Scots doctor tells of Nepal earthquake horror

ONE week ago I was in Nepal to teach a series of workshops on modern radiotherapy treatments for cancer patients.

Bystanders in Kathmandu look at severely damaged flats left leaning precariously by the quake. Picture: AFP/Getty

At the Beatson West of Scotland Cancer Centre, where I work, we have more than 50 consultants to look after a population of two million people.

Compare this with Nepal, where 50 doctors with cancer care knowledge provide treatment for 28 million people.

Sign up to our daily newsletter

The i newsletter cut through the noise

I was part of a team of four British and Irish doctors and a radiographer who travelled to Nepal. The four doctors were Aileen Flavin, Jane Barrett from Reading, myself and Aileen’s friend Bernadette O’Shea, who came to sight-see. The fifth member of the party was Libby Richards, a senior radiographer.

Dejected locals stand in the ruins of their homes in Paslang village in Gorkha in central Nepal. Picture: AFP/Getty

We arrived a few days early to give us time to sight-see. We managed to see Durbar Square, Kathmandu, and the centre of Bhaktapur before they were 

The earthquake occurred on the second day of teaching, around midday. The workshop was being held on the fifth floor of the Yellow Pagoda Hotel. Just before, there was a sudden eeriness and then a “werewoooooosh” noise.

The lights failed, all went quiet then the sway began, initially slight, then the main movement rocking the walls.

I was halfway through my presentation when the earth moved.

Thai students at a university in Bangkok remember the victims. Picture: AFP/Getty

What do you think in an earthquake? If you are me it was along these lines: “This is not an earthquake, could it be a gas explosion? No, this is an earthquake.”

There were voices: “Get down, get down.” We were crouching under tables waiting for it to end. A young female consultant oncologist was crying “Oh my god, Oh my god”. Men were shouting: “Everyone down the stairs.”

The main shock was over but there would be an aftershock. The stairs were still intact. It was time to get out. I was at the front of the hall, furthest from the exit. Voices called: “Don’t take anything, just get out, get out.”

I decided there was a little time and a disaster zone without a passport would be too difficult, so I went to get my bag. The computer was disposable.

My legs didn’t move fast enough, I had had a bout of the infamous travellers’ sickness. My body would not sprint even for an earthquake. “Move faster, hurry, madam, hurry,” I’m told, but was it fast enough?

In the street everyone was in the middle of the road, asking one another: “Are you alright, is your family alright?”

The mobile phone signal was still working. Our hosts checked that we were all safe then left for the hospital to wait for news.

We remembered Bernadette. Was she sight-seeing? There was no reply from her mobile, probably just no signal.

How long do you wait in the middle of a crossroads? Aftershocks go on for days but could we get another earthquake? Why don’t I know more about earthquakes? Where is Bernadette? We decided to go back to the hotel to find her.
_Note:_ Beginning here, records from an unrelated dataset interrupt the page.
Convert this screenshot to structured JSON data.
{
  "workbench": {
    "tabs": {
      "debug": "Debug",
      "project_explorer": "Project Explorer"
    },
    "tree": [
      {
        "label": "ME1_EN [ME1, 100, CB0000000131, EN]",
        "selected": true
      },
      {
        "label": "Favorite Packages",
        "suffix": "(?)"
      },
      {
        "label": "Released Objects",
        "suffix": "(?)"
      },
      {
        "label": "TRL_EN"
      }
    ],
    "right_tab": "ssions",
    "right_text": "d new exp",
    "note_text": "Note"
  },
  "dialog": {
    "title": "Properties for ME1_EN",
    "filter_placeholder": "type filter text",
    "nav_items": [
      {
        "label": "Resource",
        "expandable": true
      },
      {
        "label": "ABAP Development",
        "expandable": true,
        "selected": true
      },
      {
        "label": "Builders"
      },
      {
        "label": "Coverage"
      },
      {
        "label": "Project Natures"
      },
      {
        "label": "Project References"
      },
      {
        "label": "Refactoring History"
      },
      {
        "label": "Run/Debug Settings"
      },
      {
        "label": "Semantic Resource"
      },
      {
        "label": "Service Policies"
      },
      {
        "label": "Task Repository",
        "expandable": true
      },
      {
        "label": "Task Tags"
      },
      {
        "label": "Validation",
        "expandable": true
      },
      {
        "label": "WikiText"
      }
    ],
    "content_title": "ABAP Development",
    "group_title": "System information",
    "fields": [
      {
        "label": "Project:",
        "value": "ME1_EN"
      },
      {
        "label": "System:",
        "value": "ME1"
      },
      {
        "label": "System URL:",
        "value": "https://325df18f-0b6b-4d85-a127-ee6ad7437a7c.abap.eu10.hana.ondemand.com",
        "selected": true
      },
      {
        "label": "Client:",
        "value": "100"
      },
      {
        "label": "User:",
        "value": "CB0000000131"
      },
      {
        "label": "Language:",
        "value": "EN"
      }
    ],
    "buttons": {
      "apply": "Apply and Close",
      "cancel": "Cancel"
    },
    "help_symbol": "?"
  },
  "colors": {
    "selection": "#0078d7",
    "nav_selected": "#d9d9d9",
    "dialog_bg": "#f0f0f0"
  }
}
Along the street, we found the electric cables are down, a car crushed under their weight, the cables crisscrossed along the street, so we found another route. We walked along the middle of the main road back to the Kathmandu Guest House, but there was still no sign of Bernadette. Everyone was outside the hotel. Dev Dangi, the owner said no-one was allowed back into the building for three hours. He gave us water.

The aftershocks continued. Suddenly some mobile reception returned and we sent messages that we were safe.

More aftershocks, a large one just as the three-hour building curfew ended. Bernadette appeared – no need to deal with the awfulness of a missing 

The hotel staff provided us with bowls of fried rice and fed everyone in the hotel compound, including some stranded gap-year students.

Day two and the reality of our situation was a little clearer. Medical colleagues from the radiotherapy workshops accepted our offer to help at the hospital.

One, Ambuj, had been there all night and was overwhelmed. At least 100 bodies were brought to the hospital in the first hour after the earthquake.

The hospital building was unsafe so staff set up operations in the car park. I was painfully aware of my lack of useful skills apart from putting in a cannula. I can’t fix a bone, it’s been 25 years since I did a chest drain. I was not a multi-talented Nepalese doctor.

There was nothing we could do to help. At night we heard the first of the planes arriving, hopefully with aid. Knowing we would just be using up precious resources, we decided it was better to leave. The hotel generator gave intermittent power and there was enough combined signal to text Jane’s husband who organised flights. The hotel had no phone line so could not take payment for our stay.

Rajan Sakya, on the reception desk, organised taxis. His beautiful face was solemn. “You are our guests, we must look after you, if you have money good, if you can arrange to send us money good, but you are our guests, your safety is our priority,” he said.

On the way to the airport, it was still dark. There were tents in every open space and people camped round fires by the roadside. The airport was mobbed, throngs of sleeping bodies outside and inside after dozens of flights were cancelled. We found check in. We boarded the plane and entered a world of luxury.

Diana Ritchie is a consultant clinical oncologist.